Pour la Societé des Médecins Bibliphiles (1924). The first modern reprinting of this controversial "psychological" novel that appeared originally in 1826 under odd circumstances. The authorship of the novel, which many believe has homosexual undertones, was disputed for many years and for a while was attributed to Duchesse Claire de Duras. A very nice copy in wrappers, One of 130 copies on Rives (this is example #11). Uncommon in any edition.
Londres: Siegle, Hill & Co. (1909). 34pp. A quite uncommon collection of homoerotic poetry printed in England, but distributed by Messein in France. The collection includes a number of erotic poems, including 'Adolescents", "Corydon", "l'Éphèbe" and "Sonnet pour un Androgyne". An attractive publication with a Beardsley-esque frontispiece of a faun's head and decorative covers. The author died quite young in a bus accident, but produced several similar collections and contributed to Pan: Revue Libre and Mercure de France. The introductory poem is by Paul Roba, a poet to whom the collection is dedicated. Very good in wrappers. e: Albert Messein succ. Paris), Undated (1909) (12.8x15.5cm. - circa) 34pp. Brooch. Pink cover. First dish decorated with an Art Nouveau floral frame. "Decadentist" frontispiece representing a head of fauna in a taste close to the rare Viennese Secession ORIGINAL EDITION printed on Holland paper. These sonnets “proceed from inclinations analogous to those of a Jacques by Adelsward Fersen and elegant homosexuals among whom Jean Cocteau made his debut” (ref. - “Dictionary of erotic works” 444). This collection is dedicated to the Belgian poet Paul Roba, who signs the initial sonnet. Francis Latouche died at the age of 28 in a bus accident when he left Henry Durand-Davray's home (translator and close friend of Wilde), of whom he was the secretary. Jacques Adelswärd-Fersen paid tribute to him in the review Pan, in 1913. Jacques Vaché (one of the inspirers of Surrealism) liked to evoke the tragic fate of Paul Roba (strangled around the age of 20) and Francis Latouche, whom he welcomed the "stanzas of a raucous paganism.

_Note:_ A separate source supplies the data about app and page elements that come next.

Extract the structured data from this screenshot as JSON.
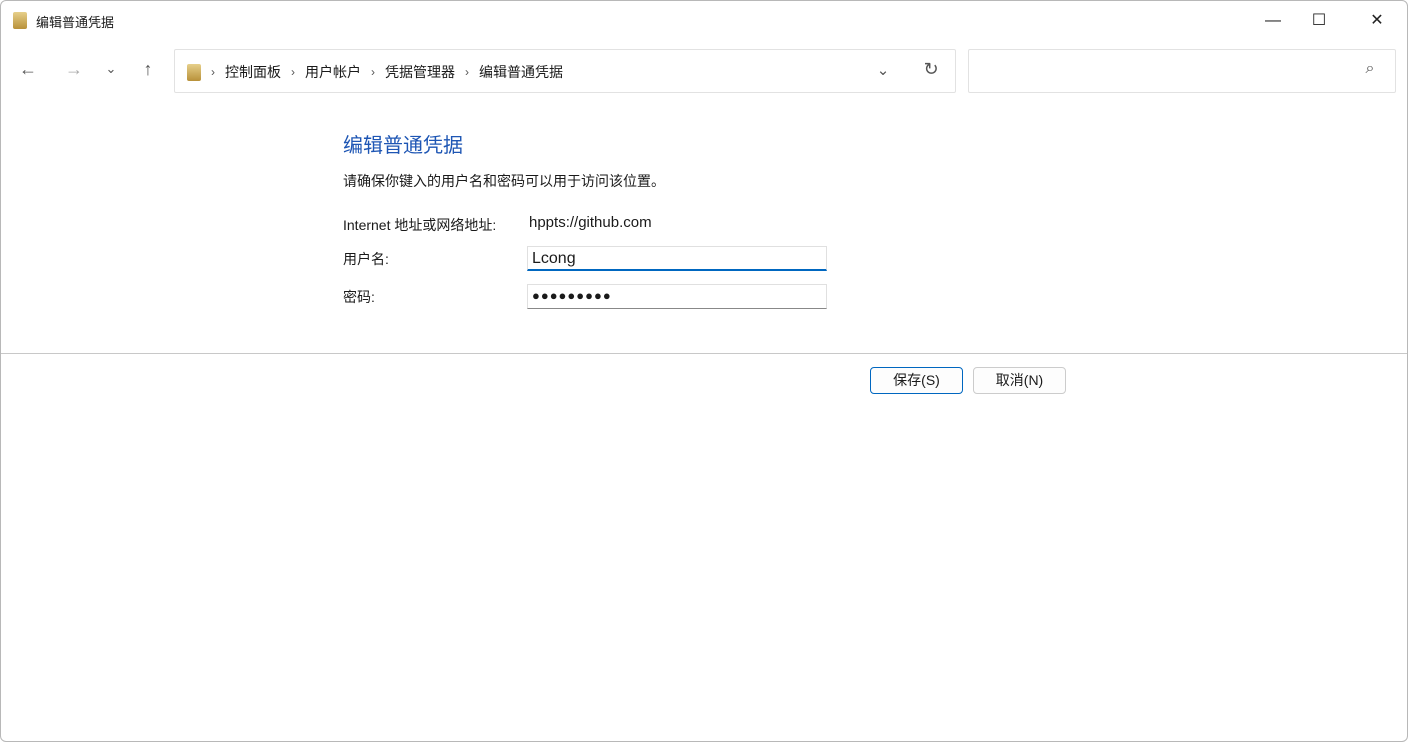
{
  "window": {
    "title": "编辑普通凭据",
    "minimize": "—",
    "maximize": "☐",
    "close": "✕"
  },
  "nav": {
    "back": "←",
    "forward": "→",
    "recent": "⌄",
    "up": "↑",
    "dropdown": "⌄",
    "refresh": "↻",
    "search_icon": "⌕"
  },
  "breadcrumb": [
    "控制面板",
    "用户帐户",
    "凭据管理器",
    "编辑普通凭据"
  ],
  "main": {
    "heading": "编辑普通凭据",
    "description": "请确保你键入的用户名和密码可以用于访问该位置。",
    "address_label": "Internet 地址或网络地址:",
    "address_value": "hppts://github.com",
    "username_label": "用户名:",
    "username_value": "Lcong",
    "password_label": "密码:",
    "password_value": "●●●●●●●●●"
  },
  "buttons": {
    "save": "保存(S)",
    "cancel": "取消(N)"
  }
}
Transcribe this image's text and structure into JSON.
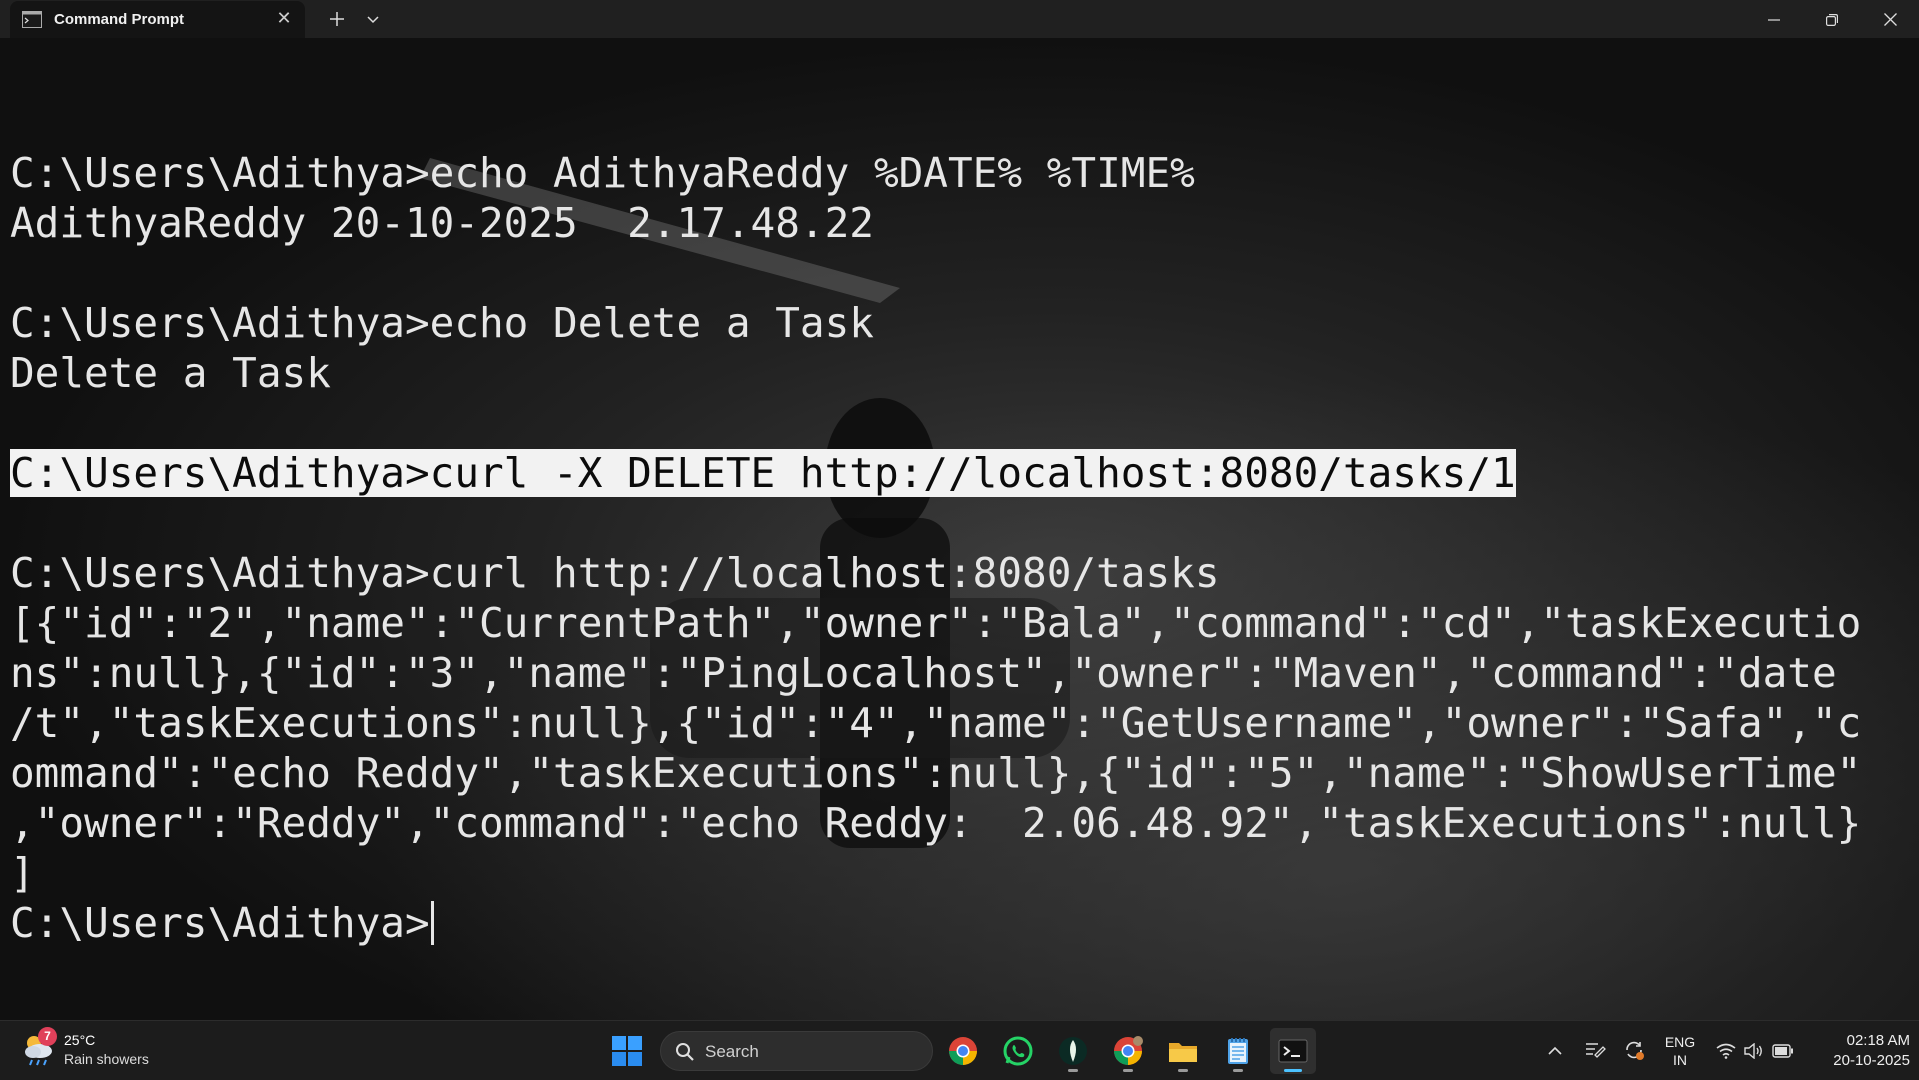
{
  "window": {
    "tab_title": "Command Prompt",
    "tab_icon": "cmd-icon"
  },
  "terminal": {
    "lines": [
      "",
      "C:\\Users\\Adithya>echo AdithyaReddy %DATE% %TIME%",
      "AdithyaReddy 20-10-2025  2.17.48.22",
      "",
      "C:\\Users\\Adithya>echo Delete a Task",
      "Delete a Task",
      "",
      "C:\\Users\\Adithya>curl -X DELETE http://localhost:8080/tasks/1",
      "",
      "C:\\Users\\Adithya>curl http://localhost:8080/tasks",
      "[{\"id\":\"2\",\"name\":\"CurrentPath\",\"owner\":\"Bala\",\"command\":\"cd\",\"taskExecutio",
      "ns\":null},{\"id\":\"3\",\"name\":\"PingLocalhost\",\"owner\":\"Maven\",\"command\":\"date",
      "/t\",\"taskExecutions\":null},{\"id\":\"4\",\"name\":\"GetUsername\",\"owner\":\"Safa\",\"c",
      "ommand\":\"echo Reddy\",\"taskExecutions\":null},{\"id\":\"5\",\"name\":\"ShowUserTime\"",
      ",\"owner\":\"Reddy\",\"command\":\"echo Reddy:  2.06.48.92\",\"taskExecutions\":null}",
      "]",
      "C:\\Users\\Adithya>"
    ],
    "highlighted_line_index": 7,
    "cursor_line_index": 16
  },
  "taskbar": {
    "weather": {
      "temp": "25°C",
      "condition": "Rain showers",
      "badge": "7"
    },
    "search_placeholder": "Search",
    "apps": [
      {
        "name": "start-icon"
      },
      {
        "name": "chrome-icon"
      },
      {
        "name": "whatsapp-icon"
      },
      {
        "name": "mongodb-compass-icon"
      },
      {
        "name": "chrome-profile-icon"
      },
      {
        "name": "file-explorer-icon"
      },
      {
        "name": "notepad-icon"
      },
      {
        "name": "terminal-icon"
      }
    ],
    "language": {
      "line1": "ENG",
      "line2": "IN"
    },
    "clock": {
      "time": "02:18 AM",
      "date": "20-10-2025"
    }
  }
}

Elysium Press (1999). Soft cover. A previously unpublished work in which the author constructs a compelling tale of two boys, escorted by their mother and their cousin, and the hidden emotions that guide them on their journey through the Swiss Alps. One of 100 copies bound in marbled paper wrappers. There is also a harbound edition of 75 copies available (bound in wool flannel) @ 150.
Paris: Union des Bibliophiles (1888). 230pp. Uncommon novel of decadence and homosexuality, which earned the author (also the publisher) a year in prison and a fine of 2,000 francs for violating public morals. . Rose 1884; Pia, p.505-507, Kearney 704. Very good in original wrappers, light wear to spine and covers. Quite rare.